Mobilizing for the Surge of Patients
Across University of Maryland Medical System (UMMS), creativity and ingenuity ensured patients had access to high-quality care every day of the pandemic.
These innovations include:
- UM Capital Laurel 3-4-5
- Lord Baltimore Triage Center
- UMMC Biocontainment Unit
- UMMC Modular Care
- UM Rehab COVID Rehabilitation
UMMS affiliate UM Capital Region Health has played a huge role in Maryland's COVID-19 response. UM Laurel Medical Center, part of UM Capital Region, had recently converted from an inpatient hospital to an outpatient facility offering surgery, behavioral health and 24/7 emergency care. But with the pandemic surging during the spring of 2020, the Maryland Department of Health granted emergency authorization to reopen three floors of UM Laurel Medical Center for inpatient care for COVID-19 patients.

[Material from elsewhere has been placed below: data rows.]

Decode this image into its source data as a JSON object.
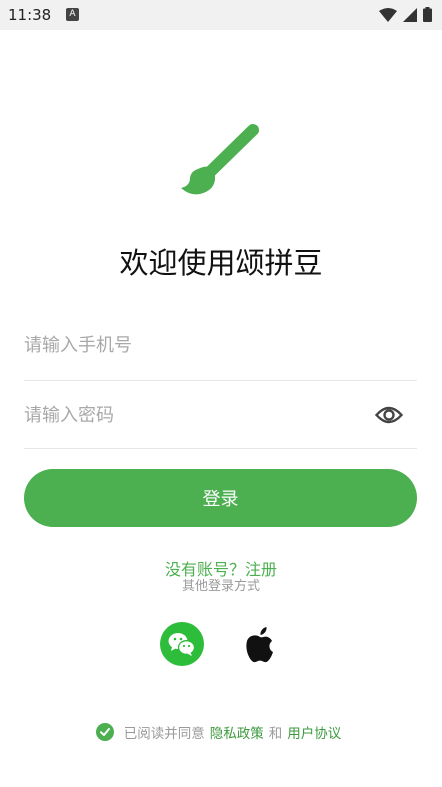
{
  "status_bar": {
    "time": "11:38",
    "notification_icon": "A"
  },
  "app": {
    "title": "欢迎使用颂拼豆"
  },
  "form": {
    "phone_placeholder": "请输入手机号",
    "password_placeholder": "请输入密码",
    "login_label": "登录"
  },
  "links": {
    "register": "没有账号？注册",
    "other_login": "其他登录方式"
  },
  "agreement": {
    "prefix": "已阅读并同意",
    "privacy": "隐私政策",
    "and": "和",
    "terms": "用户协议"
  },
  "colors": {
    "accent": "#4caf50",
    "wechat": "#2dbd3a"
  }
}
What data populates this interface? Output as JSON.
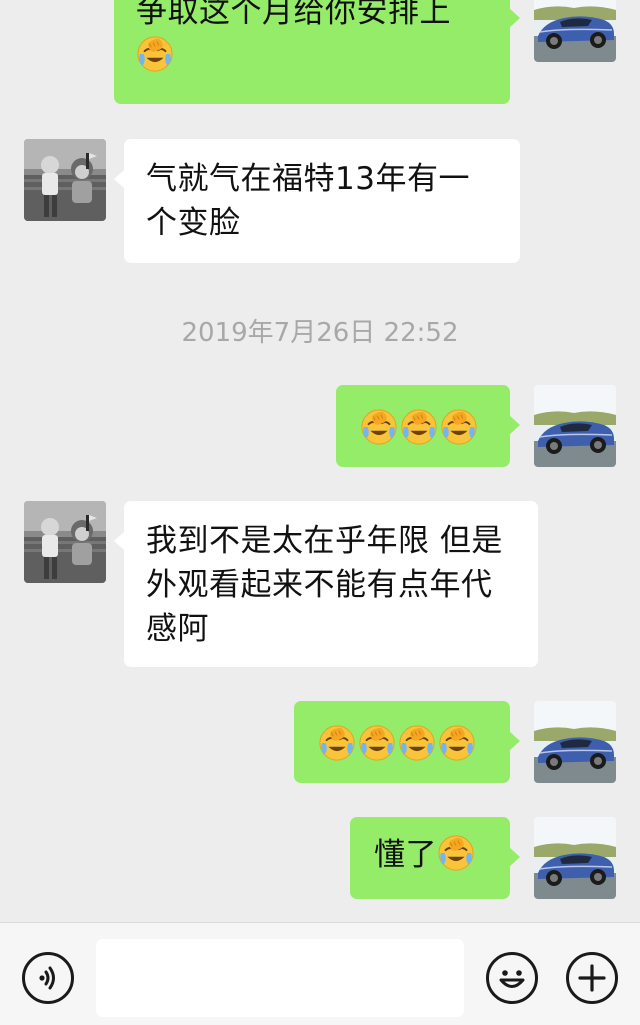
{
  "messages": [
    {
      "id": "m1",
      "side": "me",
      "text": "争取这个月给你安排上",
      "emoji_count": 1
    },
    {
      "id": "m2",
      "side": "contact",
      "text": "气就气在福特13年有一个变脸",
      "emoji_count": 0
    },
    {
      "id": "m3",
      "side": "me",
      "text": "",
      "emoji_count": 3
    },
    {
      "id": "m4",
      "side": "contact",
      "text": "我到不是太在乎年限  但是外观看起来不能有点年代感阿",
      "emoji_count": 0
    },
    {
      "id": "m5",
      "side": "me",
      "text": "",
      "emoji_count": 4
    },
    {
      "id": "m6",
      "side": "me",
      "text": "懂了",
      "emoji_count": 1
    }
  ],
  "timestamp": "2019年7月26日 22:52",
  "emoji_name": "face-palm-crying-emoji",
  "input": {
    "value": "",
    "placeholder": ""
  },
  "icons": {
    "voice": "voice-icon",
    "emoji": "smiley-icon",
    "more": "plus-icon"
  },
  "colors": {
    "background": "#ededed",
    "my_bubble": "#95ec69",
    "their_bubble": "#ffffff",
    "timestamp": "#a8a8a8",
    "input_bar": "#f6f6f6"
  }
}
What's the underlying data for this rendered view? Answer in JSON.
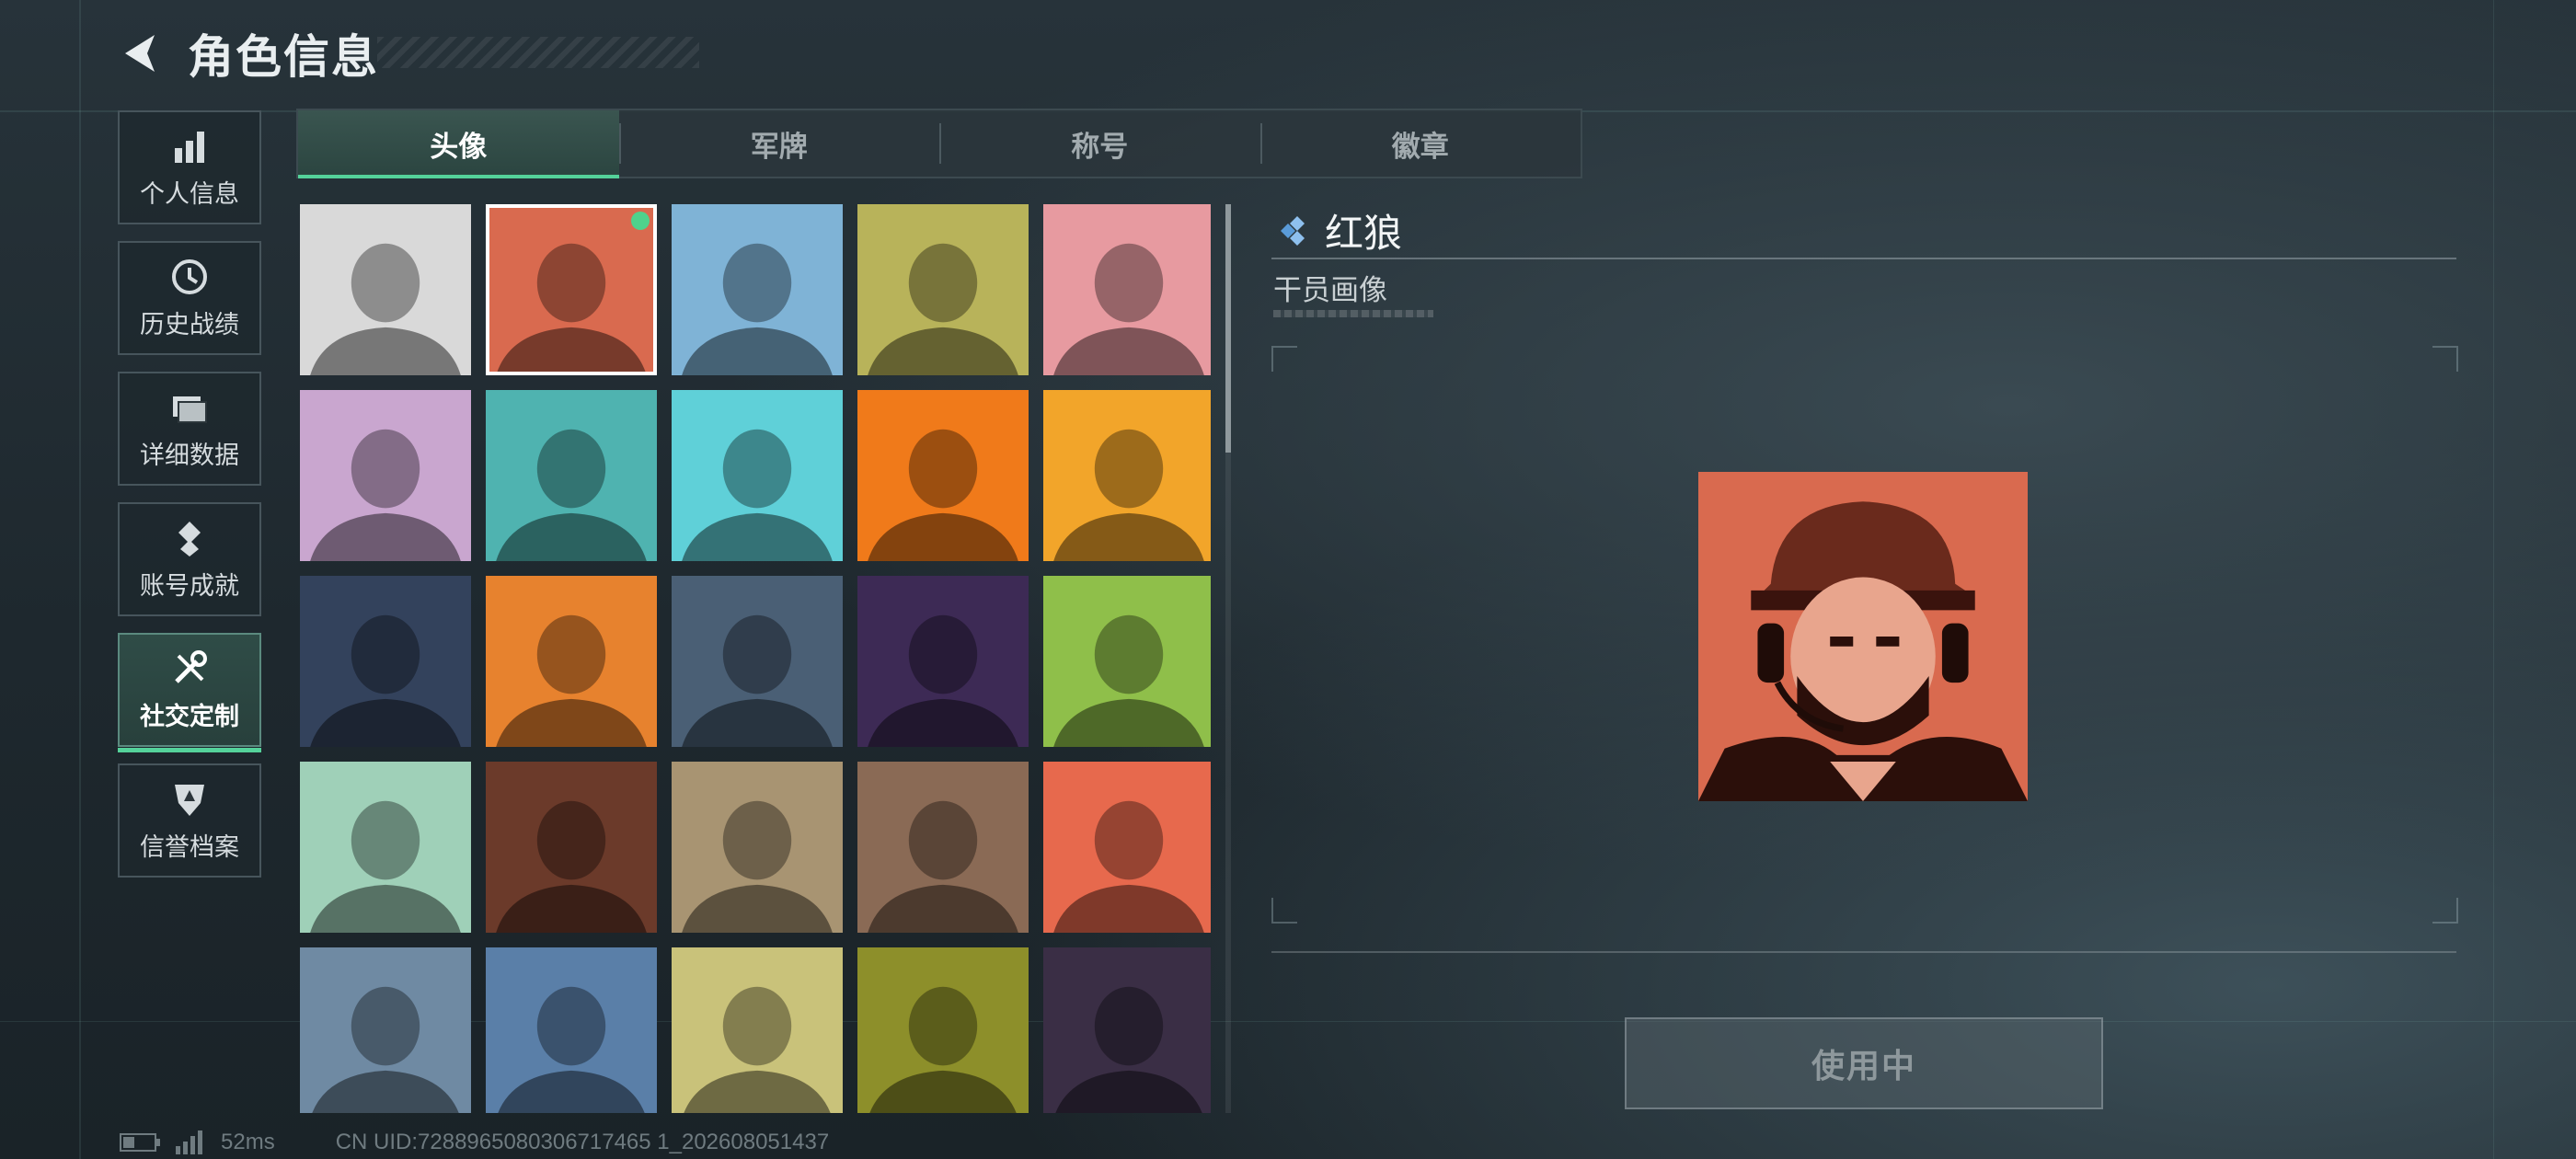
{
  "header": {
    "title": "角色信息"
  },
  "sidebar": {
    "items": [
      {
        "label": "个人信息",
        "icon": "bar-chart-icon"
      },
      {
        "label": "历史战绩",
        "icon": "clock-history-icon"
      },
      {
        "label": "详细数据",
        "icon": "folder-icon"
      },
      {
        "label": "账号成就",
        "icon": "achievement-icon"
      },
      {
        "label": "社交定制",
        "icon": "tools-icon",
        "active": true
      },
      {
        "label": "信誉档案",
        "icon": "shield-badge-icon"
      }
    ]
  },
  "tabs": [
    {
      "label": "头像",
      "active": true
    },
    {
      "label": "军牌"
    },
    {
      "label": "称号"
    },
    {
      "label": "徽章"
    }
  ],
  "avatars": [
    {
      "name": "red-haired-woman-bw-portrait",
      "bg": "#d9d9d9"
    },
    {
      "name": "red-wolf-operator-portrait",
      "bg": "#d96a4f",
      "selected": true,
      "equipped": true
    },
    {
      "name": "pilot-with-goggles-portrait",
      "bg": "#7fb3d6"
    },
    {
      "name": "bald-soldier-headset-portrait",
      "bg": "#b8b35a"
    },
    {
      "name": "helmet-soldier-pink-portrait",
      "bg": "#e79aa0"
    },
    {
      "name": "white-haired-girl-portrait",
      "bg": "#c9a6cf"
    },
    {
      "name": "bearded-glasses-teal-portrait",
      "bg": "#4fb3b0"
    },
    {
      "name": "masked-helmet-cyan-portrait",
      "bg": "#5fd0d8"
    },
    {
      "name": "masked-man-orange-portrait",
      "bg": "#f07a1a"
    },
    {
      "name": "triangle-emblem-portrait",
      "bg": "#f2a52a"
    },
    {
      "name": "night-soldier-portrait",
      "bg": "#33425c"
    },
    {
      "name": "commando-holding-drone-portrait",
      "bg": "#e7822e"
    },
    {
      "name": "sniper-scope-portrait",
      "bg": "#4a5f75"
    },
    {
      "name": "card-burst-portrait",
      "bg": "#3d2a55"
    },
    {
      "name": "exit-doorway-portrait",
      "bg": "#8fbf4a"
    },
    {
      "name": "way-out-sign-portrait",
      "bg": "#9fd0b8"
    },
    {
      "name": "orange-feather-portrait",
      "bg": "#6b3a2a"
    },
    {
      "name": "wasteland-truck-portrait",
      "bg": "#a89472"
    },
    {
      "name": "scales-emblem-portrait",
      "bg": "#8a6a55"
    },
    {
      "name": "red-haired-woman-portrait",
      "bg": "#e7694d"
    },
    {
      "name": "mountain-scout-portrait",
      "bg": "#6f8aa3"
    },
    {
      "name": "archer-woman-portrait",
      "bg": "#5a7fa8"
    },
    {
      "name": "beware-of-alligator-sign-portrait",
      "bg": "#c9c27a"
    },
    {
      "name": "glasses-man-olive-portrait",
      "bg": "#8d8f2a"
    },
    {
      "name": "goggles-masked-man-portrait",
      "bg": "#3a2e45"
    }
  ],
  "detail": {
    "name": "红狼",
    "type": "干员画像",
    "button_label": "使用中",
    "button_state": "disabled"
  },
  "status_bar": {
    "ping": "52ms",
    "uid": "CN UID:7288965080306717465 1_202608051437"
  },
  "colors": {
    "accent": "#54d29a",
    "equipped_dot": "#4ed28c",
    "rarity": "#5a9bd8"
  }
}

Known as UM Laurel 3-4-5, these floors are dedicated to inpatient COVID-19 medical/surgical, critical and intensive care. The additional 135 beds provide needed relief to hospitals throughout Maryland as their ICU and inpatient beds fill during patient surges. UM Laurel 3-4-5 has dedicated an operating room and a wing of the emergency department for COVID-19 patient care.
The facility was equipped with state-of-the-art diagnostic and respiratory care equipment and staffed by doctors, nurses and clinical specialists who are experienced in the care of COVID-19 patients. Because they only treat COVID-19 patients, these experts are a valuable resource to community hospitals, allowing them to refer patients as needed.
One of the most creative steps taken by UMMS was to work with Baltimore city officials to establish an innovative center to help protect residents from the effects of COVID-19 by providing a space for patients who do not require hospitalization, but who are unable to safely isolate anywhere else.
The Lord Baltimore Triage, Respite and Isolation Center (LBTC) was created in May of 2020 within the Lord Baltimore Hotel – just a few blocks from the University of Maryland Medical Center. The LBTC helps to limit the spread of COVID-19 for both individuals and families, primarily in high-risk settings and among the most vulnerable populations – those in congregate living facilities and people experiencing homelessness.
Under the clinical leadership of both Molly Rice, MSN, CRNP, as medical director and Vanessa Augustin, MSN, RN, as the nurse manager, UMMS partnered with Baltimore's then-Mayor Bernard C. "Jack" Young, current Mayor Brandon Scott and Baltimore Health Commissioner Letitia Dzirasa, MD.
The LBTC provides both shelter and care support services managed by UMMS clinical teams, ensuring the safety and well-being of more than 1,500 individuals affected by COVID-19.
There are floors for both COVID-positive and COVID-negative residents – offering care during the course of illness, as well as quarantine rooms for those who have been exposed but are still in a period of waiting and do not want to expose others.
All those staying at the LBTC are referred to as residents, not patients, to further solidify the project's mission of ensuring that every individual is treated to "hotel-level" service. This project has been able to provide dynamic service and rapidly adapt to community needs as the COVID-19 pandemic continues to evolve.
When the 2014 Ebola virus crisis in Africa resulted in some patients becoming sick in the United States, the University of Maryland Medical Center (UMMC) quickly prepared and opened a biocontainment unit (BCU) by converting two rooms in an existing intensive care unit. Although Ebola virus was never detected in Maryland, the rooms were ready for any patient with infectious disease.
When COVID-19 was detected in Maryland, the BCU was expanded and moved to the R Adams Cowley Shock Trauma Center, where it now accommodates as many as 32 patients. Thanks to negative pressure in each room, the COVID virus is prevented from becoming airborne and infecting others.
The BCU is uniquely designed to safely care for patients with a highly contagious disease, with a team skilled at managing patients on a form of life support called extracorporeal membrane oxygenation (ECMO). UMMC is the only hospital in the system that provides this care, managed by highly trained clinicians called perfusionists.
Although summer brought a slight drop in COVID-19 cases, UMMS leaders knew from models developed by epidemiologists that there would be another surge in late fall of 2020.
Before the second wave of COVID-19, UMMS leaders planned and constructed a modular building on a parking lot across from UMMC. The Modular Care Unit contains a fully equipped intensive care unit to care for critically ill patients. The unit went from concept to opening in just five months, thanks to a partnership with the state.
Because of this planning and the experience of the first surge in the spring, UMMS was able to continue performing both time-sensitive and non-urgent surgical procedures during the second COVID surge in Maryland during the fall and winter.
In addition to physical and occupational therapists, patients have 24/7 access to a multi-disciplinary team of neurologists, respiratory therapists and other specialists. UM Rehab & Ortho has helped the many patients who suffered the vascular and neurological complications of COVID.